About this task » In full and without deviation, reproduce the records that follow.

(Stored data)
--------------------

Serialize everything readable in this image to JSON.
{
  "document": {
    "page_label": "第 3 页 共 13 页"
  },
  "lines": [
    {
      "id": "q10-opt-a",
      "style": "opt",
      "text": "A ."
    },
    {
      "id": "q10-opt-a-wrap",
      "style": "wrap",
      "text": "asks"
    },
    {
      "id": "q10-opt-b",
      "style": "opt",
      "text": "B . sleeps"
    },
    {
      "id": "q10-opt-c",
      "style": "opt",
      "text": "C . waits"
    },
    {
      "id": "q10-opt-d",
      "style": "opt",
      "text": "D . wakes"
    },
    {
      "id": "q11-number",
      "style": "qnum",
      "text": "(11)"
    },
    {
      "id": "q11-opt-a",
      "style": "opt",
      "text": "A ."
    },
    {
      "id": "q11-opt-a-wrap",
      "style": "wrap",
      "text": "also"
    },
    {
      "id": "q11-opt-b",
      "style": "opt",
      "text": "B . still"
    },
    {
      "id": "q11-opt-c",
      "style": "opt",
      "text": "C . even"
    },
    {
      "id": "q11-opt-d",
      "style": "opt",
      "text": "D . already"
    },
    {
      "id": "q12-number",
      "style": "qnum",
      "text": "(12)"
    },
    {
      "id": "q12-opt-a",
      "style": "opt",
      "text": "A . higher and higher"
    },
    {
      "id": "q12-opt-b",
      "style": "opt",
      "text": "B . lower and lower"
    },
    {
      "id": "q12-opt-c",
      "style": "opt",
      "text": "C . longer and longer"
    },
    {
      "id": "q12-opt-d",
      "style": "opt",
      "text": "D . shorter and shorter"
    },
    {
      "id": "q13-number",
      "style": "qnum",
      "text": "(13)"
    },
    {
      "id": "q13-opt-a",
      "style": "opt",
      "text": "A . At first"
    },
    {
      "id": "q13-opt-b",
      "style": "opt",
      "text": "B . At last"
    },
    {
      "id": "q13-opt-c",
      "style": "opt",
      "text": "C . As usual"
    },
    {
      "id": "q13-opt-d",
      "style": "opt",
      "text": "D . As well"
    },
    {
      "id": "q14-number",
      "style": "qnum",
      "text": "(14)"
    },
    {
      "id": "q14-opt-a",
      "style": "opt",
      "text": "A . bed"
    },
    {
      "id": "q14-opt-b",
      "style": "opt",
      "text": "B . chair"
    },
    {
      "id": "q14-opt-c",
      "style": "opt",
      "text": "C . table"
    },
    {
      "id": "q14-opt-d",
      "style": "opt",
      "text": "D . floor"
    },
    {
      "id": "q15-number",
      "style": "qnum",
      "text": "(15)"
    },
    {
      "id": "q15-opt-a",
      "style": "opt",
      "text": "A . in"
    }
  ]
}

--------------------

Result below »
Serialize everything readable in this image to JSON.
{
  "document": {
    "page_label": "第 3 页 共 13 页"
  },
  "lines": [
    {
      "id": "q10-opt-a",
      "style": "opt",
      "text": "A ."
    },
    {
      "id": "q10-opt-a-wrap",
      "style": "wrap",
      "text": "asks"
    },
    {
      "id": "q10-opt-b",
      "style": "opt",
      "text": "B . sleeps"
    },
    {
      "id": "q10-opt-c",
      "style": "opt",
      "text": "C . waits"
    },
    {
      "id": "q10-opt-d",
      "style": "opt",
      "text": "D . wakes"
    },
    {
      "id": "q11-number",
      "style": "qnum",
      "text": "(11)"
    },
    {
      "id": "q11-opt-a",
      "style": "opt",
      "text": "A ."
    },
    {
      "id": "q11-opt-a-wrap",
      "style": "wrap",
      "text": "also"
    },
    {
      "id": "q11-opt-b",
      "style": "opt",
      "text": "B . still"
    },
    {
      "id": "q11-opt-c",
      "style": "opt",
      "text": "C . even"
    },
    {
      "id": "q11-opt-d",
      "style": "opt",
      "text": "D . already"
    },
    {
      "id": "q12-number",
      "style": "qnum",
      "text": "(12)"
    },
    {
      "id": "q12-opt-a",
      "style": "opt",
      "text": "A . higher and higher"
    },
    {
      "id": "q12-opt-b",
      "style": "opt",
      "text": "B . lower and lower"
    },
    {
      "id": "q12-opt-c",
      "style": "opt",
      "text": "C . longer and longer"
    },
    {
      "id": "q12-opt-d",
      "style": "opt",
      "text": "D . shorter and shorter"
    },
    {
      "id": "q13-number",
      "style": "qnum",
      "text": "(13)"
    },
    {
      "id": "q13-opt-a",
      "style": "opt",
      "text": "A . At first"
    },
    {
      "id": "q13-opt-b",
      "style": "opt",
      "text": "B . At last"
    },
    {
      "id": "q13-opt-c",
      "style": "opt",
      "text": "C . As usual"
    },
    {
      "id": "q13-opt-d",
      "style": "opt",
      "text": "D . As well"
    },
    {
      "id": "q14-number",
      "style": "qnum",
      "text": "(14)"
    },
    {
      "id": "q14-opt-a",
      "style": "opt",
      "text": "A . bed"
    },
    {
      "id": "q14-opt-b",
      "style": "opt",
      "text": "B . chair"
    },
    {
      "id": "q14-opt-c",
      "style": "opt",
      "text": "C . table"
    },
    {
      "id": "q14-opt-d",
      "style": "opt",
      "text": "D . floor"
    },
    {
      "id": "q15-number",
      "style": "qnum",
      "text": "(15)"
    },
    {
      "id": "q15-opt-a",
      "style": "opt",
      "text": "A . in"
    }
  ]
}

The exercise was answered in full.